Task: Would you return the entries exactly, with every line intact?

^^^^^^^^^^^^^^^^

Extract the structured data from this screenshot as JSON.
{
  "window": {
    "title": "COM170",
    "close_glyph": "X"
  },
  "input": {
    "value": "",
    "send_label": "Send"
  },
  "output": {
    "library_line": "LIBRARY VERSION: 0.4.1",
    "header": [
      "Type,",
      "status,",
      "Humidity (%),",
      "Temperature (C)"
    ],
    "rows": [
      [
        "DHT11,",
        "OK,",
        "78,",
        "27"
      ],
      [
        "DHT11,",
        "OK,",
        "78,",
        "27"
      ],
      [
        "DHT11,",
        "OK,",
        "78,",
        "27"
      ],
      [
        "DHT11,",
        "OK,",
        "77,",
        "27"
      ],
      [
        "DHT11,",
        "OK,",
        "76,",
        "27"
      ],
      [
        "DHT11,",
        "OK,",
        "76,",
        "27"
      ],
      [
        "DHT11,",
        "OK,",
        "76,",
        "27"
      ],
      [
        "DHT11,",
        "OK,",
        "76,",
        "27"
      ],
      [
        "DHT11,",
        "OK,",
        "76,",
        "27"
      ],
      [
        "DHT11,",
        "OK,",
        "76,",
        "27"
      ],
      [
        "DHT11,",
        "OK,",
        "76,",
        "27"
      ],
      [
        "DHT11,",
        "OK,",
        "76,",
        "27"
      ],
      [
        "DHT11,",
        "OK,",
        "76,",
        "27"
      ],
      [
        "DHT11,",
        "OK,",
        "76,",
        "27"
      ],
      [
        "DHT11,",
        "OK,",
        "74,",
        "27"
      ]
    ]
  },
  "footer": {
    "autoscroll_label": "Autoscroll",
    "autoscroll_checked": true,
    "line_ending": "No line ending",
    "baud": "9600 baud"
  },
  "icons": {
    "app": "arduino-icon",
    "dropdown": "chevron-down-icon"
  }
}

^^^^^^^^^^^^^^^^

Task solution:
Extract the structured data from this screenshot as JSON.
{
  "window": {
    "title": "COM170",
    "close_glyph": "X"
  },
  "input": {
    "value": "",
    "send_label": "Send"
  },
  "output": {
    "library_line": "LIBRARY VERSION: 0.4.1",
    "header": [
      "Type,",
      "status,",
      "Humidity (%),",
      "Temperature (C)"
    ],
    "rows": [
      [
        "DHT11,",
        "OK,",
        "78,",
        "27"
      ],
      [
        "DHT11,",
        "OK,",
        "78,",
        "27"
      ],
      [
        "DHT11,",
        "OK,",
        "78,",
        "27"
      ],
      [
        "DHT11,",
        "OK,",
        "77,",
        "27"
      ],
      [
        "DHT11,",
        "OK,",
        "76,",
        "27"
      ],
      [
        "DHT11,",
        "OK,",
        "76,",
        "27"
      ],
      [
        "DHT11,",
        "OK,",
        "76,",
        "27"
      ],
      [
        "DHT11,",
        "OK,",
        "76,",
        "27"
      ],
      [
        "DHT11,",
        "OK,",
        "76,",
        "27"
      ],
      [
        "DHT11,",
        "OK,",
        "76,",
        "27"
      ],
      [
        "DHT11,",
        "OK,",
        "76,",
        "27"
      ],
      [
        "DHT11,",
        "OK,",
        "76,",
        "27"
      ],
      [
        "DHT11,",
        "OK,",
        "76,",
        "27"
      ],
      [
        "DHT11,",
        "OK,",
        "76,",
        "27"
      ],
      [
        "DHT11,",
        "OK,",
        "74,",
        "27"
      ]
    ]
  },
  "footer": {
    "autoscroll_label": "Autoscroll",
    "autoscroll_checked": true,
    "line_ending": "No line ending",
    "baud": "9600 baud"
  },
  "icons": {
    "app": "arduino-icon",
    "dropdown": "chevron-down-icon"
  }
}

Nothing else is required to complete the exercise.